Cyclingnews' Anthony Tan spoke to several riders at the finish line in Milan today, before they dashed off to their respective team buses. Bradley McGee (Francaise des Jeux), who got 64th today inside the chase group, was impressed with the speed of the race. "Oh, it's always faster than you remember - it's unbelievably fast. As soon as you get to the coast, it gets faster and faster..." he said. The crash before the Cipressa "sort of changed the face of the race a bit," he continued. The crash split the peloton in parts, and those left behind saw their chances of finishing in a good spot vanishing with the riders in front.
Cofidis' Matt White passed the line on the Via Roma more than four minutes later than Alessandro Petacchi. "Same shit as always," he told Cyclingnews, clearly annoyed with at this result. "Those nervous last couple of hours... [Speaking about the crash] I had to bridge across on my own: I had to stop for the crash, walk through the crash and chase; I got on, but I went so deep, I got dropped at the top of the Cipressa.

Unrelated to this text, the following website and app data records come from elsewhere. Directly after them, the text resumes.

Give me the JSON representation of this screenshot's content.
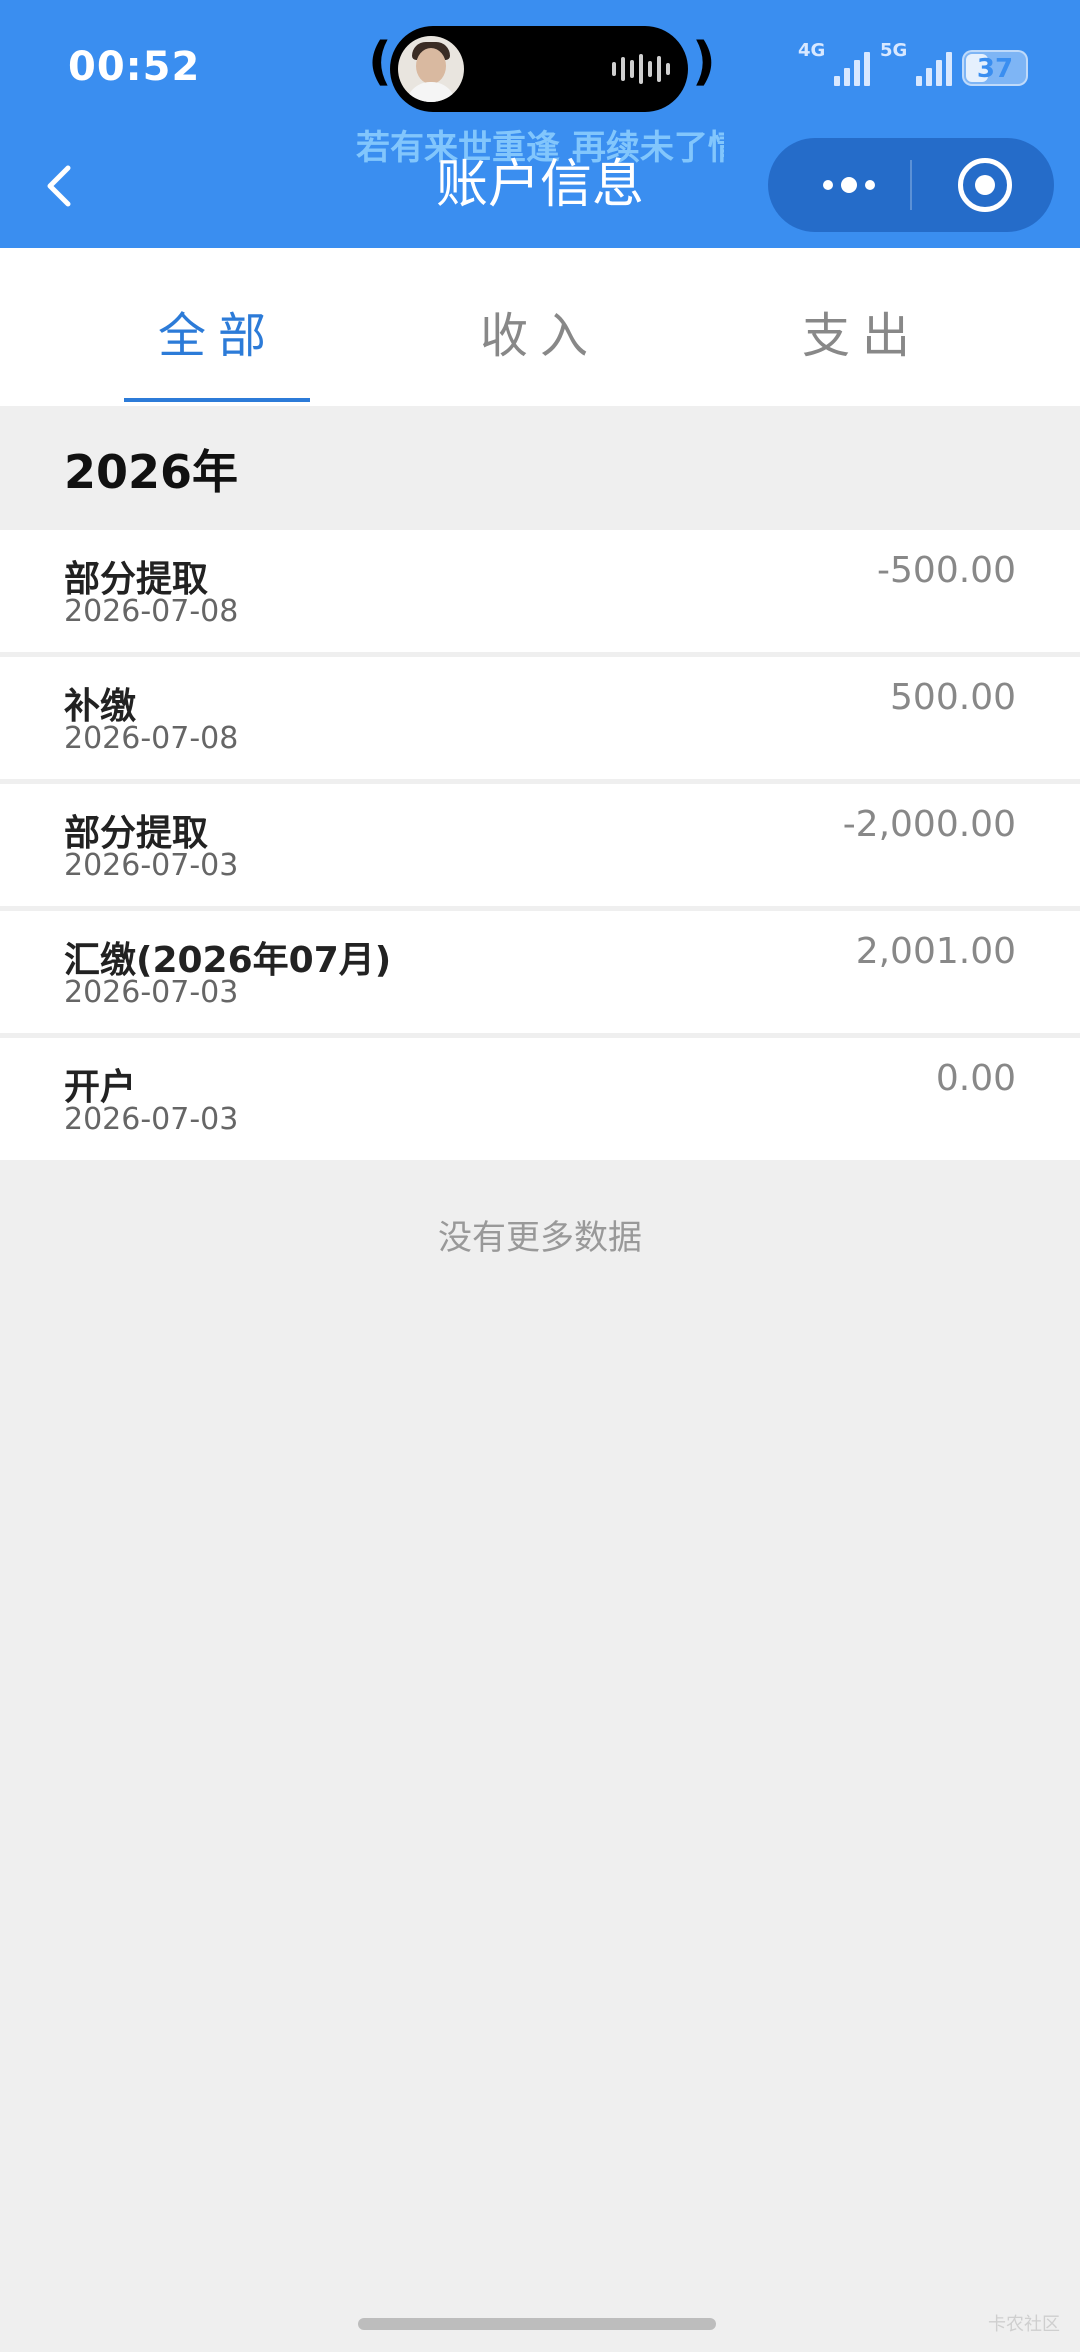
{
  "status_bar": {
    "time": "00:52",
    "net1_label": "4G",
    "net2_label": "5G",
    "battery_level": "37"
  },
  "media_banner": {
    "lyric": "若有来世重逢 再续未了情"
  },
  "nav": {
    "title": "账户信息"
  },
  "tabs": [
    {
      "label": "全部",
      "active": true
    },
    {
      "label": "收入",
      "active": false
    },
    {
      "label": "支出",
      "active": false
    }
  ],
  "year_header": "2026年",
  "records": [
    {
      "name": "部分提取",
      "date": "2026-07-08",
      "amount": "-500.00"
    },
    {
      "name": "补缴",
      "date": "2026-07-08",
      "amount": "500.00"
    },
    {
      "name": "部分提取",
      "date": "2026-07-03",
      "amount": "-2,000.00"
    },
    {
      "name": "汇缴(2026年07月)",
      "date": "2026-07-03",
      "amount": "2,001.00"
    },
    {
      "name": "开户",
      "date": "2026-07-03",
      "amount": "0.00"
    }
  ],
  "footer_text": "没有更多数据",
  "watermark": "卡农社区",
  "colors": {
    "header_blue": "#3a8ef0",
    "tab_active": "#2c7bd8",
    "background": "#efefef"
  }
}
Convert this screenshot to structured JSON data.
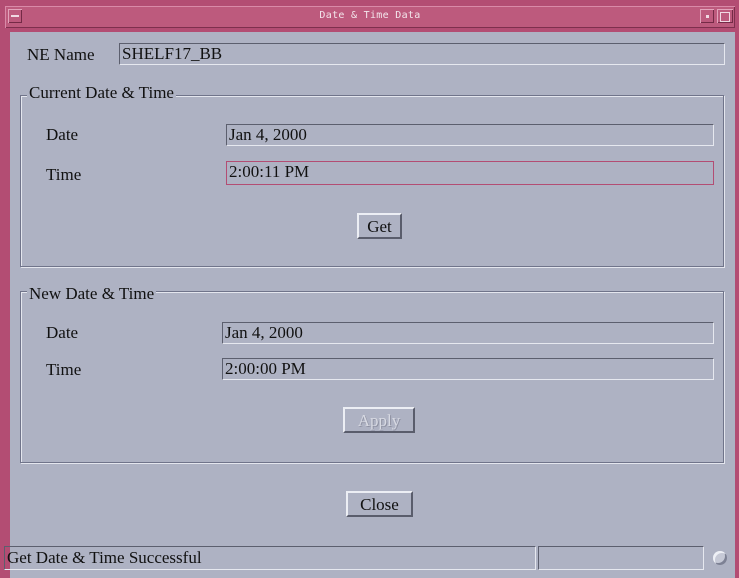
{
  "window": {
    "title": "Date & Time Data"
  },
  "ne": {
    "label": "NE Name",
    "value": "SHELF17_BB"
  },
  "current": {
    "legend": "Current Date & Time",
    "date_label": "Date",
    "date_value": "Jan 4, 2000",
    "time_label": "Time",
    "time_value": "2:00:11 PM",
    "get_label": "Get"
  },
  "new": {
    "legend": "New Date & Time",
    "date_label": "Date",
    "date_value": "Jan 4, 2000",
    "time_label": "Time",
    "time_value": "2:00:00 PM",
    "apply_label": "Apply"
  },
  "close_label": "Close",
  "status": {
    "message": "Get Date & Time  Successful",
    "secondary": ""
  },
  "colors": {
    "title_bar": "#bd5a7d",
    "client_bg": "#aeb2c3",
    "focus_border": "#b34d73"
  },
  "icons": {
    "window_menu": "window-menu-icon",
    "minimize": "minimize-icon",
    "maximize": "maximize-icon",
    "resize": "resize-grip-icon"
  }
}
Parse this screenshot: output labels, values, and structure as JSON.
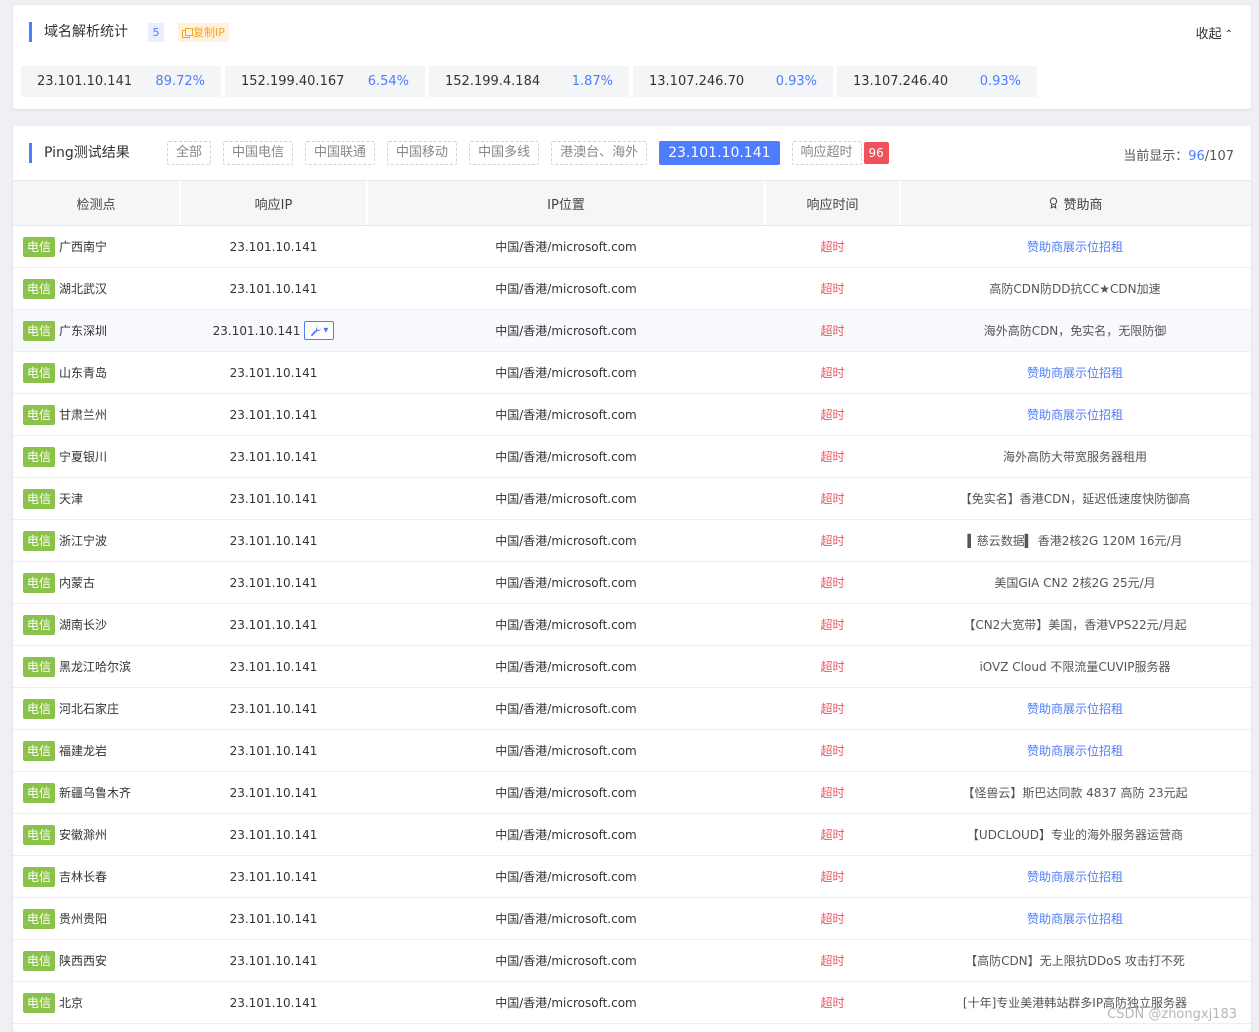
{
  "dns_stats": {
    "title": "域名解析统计",
    "count": "5",
    "copy_label": "复制IP",
    "collapse_label": "收起",
    "ips": [
      {
        "ip": "23.101.10.141",
        "percent": "89.72%"
      },
      {
        "ip": "152.199.40.167",
        "percent": "6.54%"
      },
      {
        "ip": "152.199.4.184",
        "percent": "1.87%"
      },
      {
        "ip": "13.107.246.70",
        "percent": "0.93%"
      },
      {
        "ip": "13.107.246.40",
        "percent": "0.93%"
      }
    ]
  },
  "ping": {
    "title": "Ping测试结果",
    "filters": [
      "全部",
      "中国电信",
      "中国联通",
      "中国移动",
      "中国多线",
      "港澳台、海外"
    ],
    "active_filter": "23.101.10.141",
    "timeout_filter": "响应超时",
    "timeout_count": "96",
    "current_display_label": "当前显示：",
    "current_shown": "96",
    "total": "/107",
    "columns": [
      "检测点",
      "响应IP",
      "IP位置",
      "响应时间",
      "赞助商"
    ],
    "rows": [
      {
        "isp": "电信",
        "node": "广西南宁",
        "ip": "23.101.10.141",
        "location": "中国/香港/microsoft.com",
        "time": "超时",
        "sponsor": "赞助商展示位招租",
        "sponsor_link": true
      },
      {
        "isp": "电信",
        "node": "湖北武汉",
        "ip": "23.101.10.141",
        "location": "中国/香港/microsoft.com",
        "time": "超时",
        "sponsor": "高防CDN防DD抗CC★CDN加速",
        "sponsor_link": false
      },
      {
        "isp": "电信",
        "node": "广东深圳",
        "ip": "23.101.10.141",
        "location": "中国/香港/microsoft.com",
        "time": "超时",
        "sponsor": "海外高防CDN，免实名，无限防御",
        "sponsor_link": false,
        "tool": true
      },
      {
        "isp": "电信",
        "node": "山东青岛",
        "ip": "23.101.10.141",
        "location": "中国/香港/microsoft.com",
        "time": "超时",
        "sponsor": "赞助商展示位招租",
        "sponsor_link": true
      },
      {
        "isp": "电信",
        "node": "甘肃兰州",
        "ip": "23.101.10.141",
        "location": "中国/香港/microsoft.com",
        "time": "超时",
        "sponsor": "赞助商展示位招租",
        "sponsor_link": true
      },
      {
        "isp": "电信",
        "node": "宁夏银川",
        "ip": "23.101.10.141",
        "location": "中国/香港/microsoft.com",
        "time": "超时",
        "sponsor": "海外高防大带宽服务器租用",
        "sponsor_link": false
      },
      {
        "isp": "电信",
        "node": "天津",
        "ip": "23.101.10.141",
        "location": "中国/香港/microsoft.com",
        "time": "超时",
        "sponsor": "【免实名】香港CDN，延迟低速度快防御高",
        "sponsor_link": false
      },
      {
        "isp": "电信",
        "node": "浙江宁波",
        "ip": "23.101.10.141",
        "location": "中国/香港/microsoft.com",
        "time": "超时",
        "sponsor": "▍慈云数据▍ 香港2核2G 120M 16元/月",
        "sponsor_link": false
      },
      {
        "isp": "电信",
        "node": "内蒙古",
        "ip": "23.101.10.141",
        "location": "中国/香港/microsoft.com",
        "time": "超时",
        "sponsor": "美国GIA CN2 2核2G 25元/月",
        "sponsor_link": false
      },
      {
        "isp": "电信",
        "node": "湖南长沙",
        "ip": "23.101.10.141",
        "location": "中国/香港/microsoft.com",
        "time": "超时",
        "sponsor": "【CN2大宽带】美国，香港VPS22元/月起",
        "sponsor_link": false
      },
      {
        "isp": "电信",
        "node": "黑龙江哈尔滨",
        "ip": "23.101.10.141",
        "location": "中国/香港/microsoft.com",
        "time": "超时",
        "sponsor": "iOVZ Cloud 不限流量CUVIP服务器",
        "sponsor_link": false
      },
      {
        "isp": "电信",
        "node": "河北石家庄",
        "ip": "23.101.10.141",
        "location": "中国/香港/microsoft.com",
        "time": "超时",
        "sponsor": "赞助商展示位招租",
        "sponsor_link": true
      },
      {
        "isp": "电信",
        "node": "福建龙岩",
        "ip": "23.101.10.141",
        "location": "中国/香港/microsoft.com",
        "time": "超时",
        "sponsor": "赞助商展示位招租",
        "sponsor_link": true
      },
      {
        "isp": "电信",
        "node": "新疆乌鲁木齐",
        "ip": "23.101.10.141",
        "location": "中国/香港/microsoft.com",
        "time": "超时",
        "sponsor": "【怪兽云】斯巴达同款 4837 高防 23元起",
        "sponsor_link": false
      },
      {
        "isp": "电信",
        "node": "安徽滁州",
        "ip": "23.101.10.141",
        "location": "中国/香港/microsoft.com",
        "time": "超时",
        "sponsor": "【UDCLOUD】专业的海外服务器运营商",
        "sponsor_link": false
      },
      {
        "isp": "电信",
        "node": "吉林长春",
        "ip": "23.101.10.141",
        "location": "中国/香港/microsoft.com",
        "time": "超时",
        "sponsor": "赞助商展示位招租",
        "sponsor_link": true
      },
      {
        "isp": "电信",
        "node": "贵州贵阳",
        "ip": "23.101.10.141",
        "location": "中国/香港/microsoft.com",
        "time": "超时",
        "sponsor": "赞助商展示位招租",
        "sponsor_link": true
      },
      {
        "isp": "电信",
        "node": "陕西西安",
        "ip": "23.101.10.141",
        "location": "中国/香港/microsoft.com",
        "time": "超时",
        "sponsor": "【高防CDN】无上限抗DDoS 攻击打不死",
        "sponsor_link": false
      },
      {
        "isp": "电信",
        "node": "北京",
        "ip": "23.101.10.141",
        "location": "中国/香港/microsoft.com",
        "time": "超时",
        "sponsor": "[十年]专业美港韩站群多IP高防独立服务器",
        "sponsor_link": false
      }
    ]
  },
  "watermark": "CSDN @zhongxj183",
  "colors": {
    "accent": "#4d7cfe",
    "isp_tag": "#8bc34a",
    "timeout": "#f0525c",
    "copy": "#f5a623"
  },
  "icons": [
    "copy-icon",
    "chevron-up-icon",
    "sponsor-icon",
    "wrench-icon",
    "caret-down-icon"
  ]
}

But that's how it goes, mate - I've got good form, but there's nothing I could do about it today."
American champion Fred Rodriguez (Davitamon-Lotto) finished nine seconds down. The sprinter clearly could have done better in this sort of race situation, but still felt the effects of his last race, Paris-Nice. "I crashed in Paris-Nice, and I haven't recovered from that yet," he said. "My left leg's not working - I've been getting therapy, but it's not recovering. I felt it in the last 20 km: when you're putting full gas, I don't have 100 percent yet."
German Danilo Hondo, meanwhile, couldn't be happier with his performance of today. "I am very satisfied," the Gerolsteiner sprinter said after placing second. "To lose against Petacchi in his current form is nothing to be ashamed of. But he is not unbeatable, I've seen that at Tirreno-Adriatico. I'll be back next year to win!" he concluded.
Philippe Gilbert (Francaise des Jeux) was able to finish sixth, which he was happy with. "I was well positioned. Also on the Poggio, but I didn't attack there. I waited to the sprint, but Oscar Freire and Danilo Hondo were riding dangerously there. I'm not really a sprinter, so I can be really happy with this placing.
Tom Boonen (Quick.Step) did everything right but ended up eighth after missing Petacchi's jump with 200m to go. "Everything was going well, but because of a stupid manoevre I couldn't sprint," said Boonen. "On the Cipressa, I was doing it easy, on the Poggio it was a bit harder but it was OK. Just before the sprint I was on Petacchi's wheel, it was perfect. I saw the finish coming: Bettini wanted Petacchi to start the sprint, but he waited and that's why I jumped. But then four riders came next to me and I was boxed in. I was stuck. As a team, we did everything we had to. Of course this is hard.